=== Exercise materials ===

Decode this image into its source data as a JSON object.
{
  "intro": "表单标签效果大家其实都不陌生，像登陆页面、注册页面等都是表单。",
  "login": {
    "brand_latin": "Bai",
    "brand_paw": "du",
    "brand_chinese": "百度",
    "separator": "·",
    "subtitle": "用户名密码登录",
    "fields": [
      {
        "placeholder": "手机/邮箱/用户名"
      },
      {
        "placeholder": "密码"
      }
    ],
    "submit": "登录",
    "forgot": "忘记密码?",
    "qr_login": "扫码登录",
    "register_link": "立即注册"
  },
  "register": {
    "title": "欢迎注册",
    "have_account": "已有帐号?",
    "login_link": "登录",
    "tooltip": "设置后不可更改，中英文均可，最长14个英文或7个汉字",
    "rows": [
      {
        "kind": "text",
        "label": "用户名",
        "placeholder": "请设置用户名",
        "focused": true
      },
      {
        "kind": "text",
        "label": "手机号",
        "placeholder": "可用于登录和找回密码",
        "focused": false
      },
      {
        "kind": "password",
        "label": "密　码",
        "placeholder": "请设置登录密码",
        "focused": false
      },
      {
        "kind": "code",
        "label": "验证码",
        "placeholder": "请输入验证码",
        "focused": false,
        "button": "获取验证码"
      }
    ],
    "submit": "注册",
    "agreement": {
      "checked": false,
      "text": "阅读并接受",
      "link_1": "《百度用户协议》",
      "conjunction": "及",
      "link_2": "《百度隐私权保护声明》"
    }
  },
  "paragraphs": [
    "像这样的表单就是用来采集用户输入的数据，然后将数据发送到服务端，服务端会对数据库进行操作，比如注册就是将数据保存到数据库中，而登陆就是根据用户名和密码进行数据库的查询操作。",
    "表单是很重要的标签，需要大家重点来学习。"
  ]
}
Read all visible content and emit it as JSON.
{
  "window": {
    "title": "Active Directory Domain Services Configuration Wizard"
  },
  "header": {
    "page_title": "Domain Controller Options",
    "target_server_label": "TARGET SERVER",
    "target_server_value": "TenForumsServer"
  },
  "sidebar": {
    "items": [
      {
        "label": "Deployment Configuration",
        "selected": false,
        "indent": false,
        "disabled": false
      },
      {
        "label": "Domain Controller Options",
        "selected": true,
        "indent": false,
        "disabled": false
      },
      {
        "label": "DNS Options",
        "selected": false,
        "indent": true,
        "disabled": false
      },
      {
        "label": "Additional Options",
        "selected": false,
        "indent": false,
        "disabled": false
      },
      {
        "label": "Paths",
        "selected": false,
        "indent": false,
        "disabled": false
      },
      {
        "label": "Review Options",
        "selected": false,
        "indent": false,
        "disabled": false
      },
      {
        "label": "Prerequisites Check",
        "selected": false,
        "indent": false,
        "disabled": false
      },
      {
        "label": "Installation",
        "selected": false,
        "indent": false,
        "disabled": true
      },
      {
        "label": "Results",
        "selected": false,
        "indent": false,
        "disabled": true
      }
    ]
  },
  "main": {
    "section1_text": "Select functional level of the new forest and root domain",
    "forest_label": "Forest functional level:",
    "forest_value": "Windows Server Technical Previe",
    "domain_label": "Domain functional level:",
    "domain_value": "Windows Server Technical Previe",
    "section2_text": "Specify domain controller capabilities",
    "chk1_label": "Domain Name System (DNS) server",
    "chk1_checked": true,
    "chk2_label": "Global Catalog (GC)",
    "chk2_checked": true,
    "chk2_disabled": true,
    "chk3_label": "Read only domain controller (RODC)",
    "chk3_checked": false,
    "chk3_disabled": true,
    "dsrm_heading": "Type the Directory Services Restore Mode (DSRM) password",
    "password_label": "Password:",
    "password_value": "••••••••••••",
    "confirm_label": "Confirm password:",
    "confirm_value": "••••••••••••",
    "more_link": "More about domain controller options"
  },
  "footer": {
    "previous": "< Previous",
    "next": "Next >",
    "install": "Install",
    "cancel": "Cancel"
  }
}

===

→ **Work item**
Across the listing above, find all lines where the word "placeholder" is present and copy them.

→ **Final answer**
        "placeholder": "手机/邮箱/用户名"
        "placeholder": "密码"
        "placeholder": "请设置用户名",
        "placeholder": "可用于登录和找回密码",
        "placeholder": "请设置登录密码",
        "placeholder": "请输入验证码",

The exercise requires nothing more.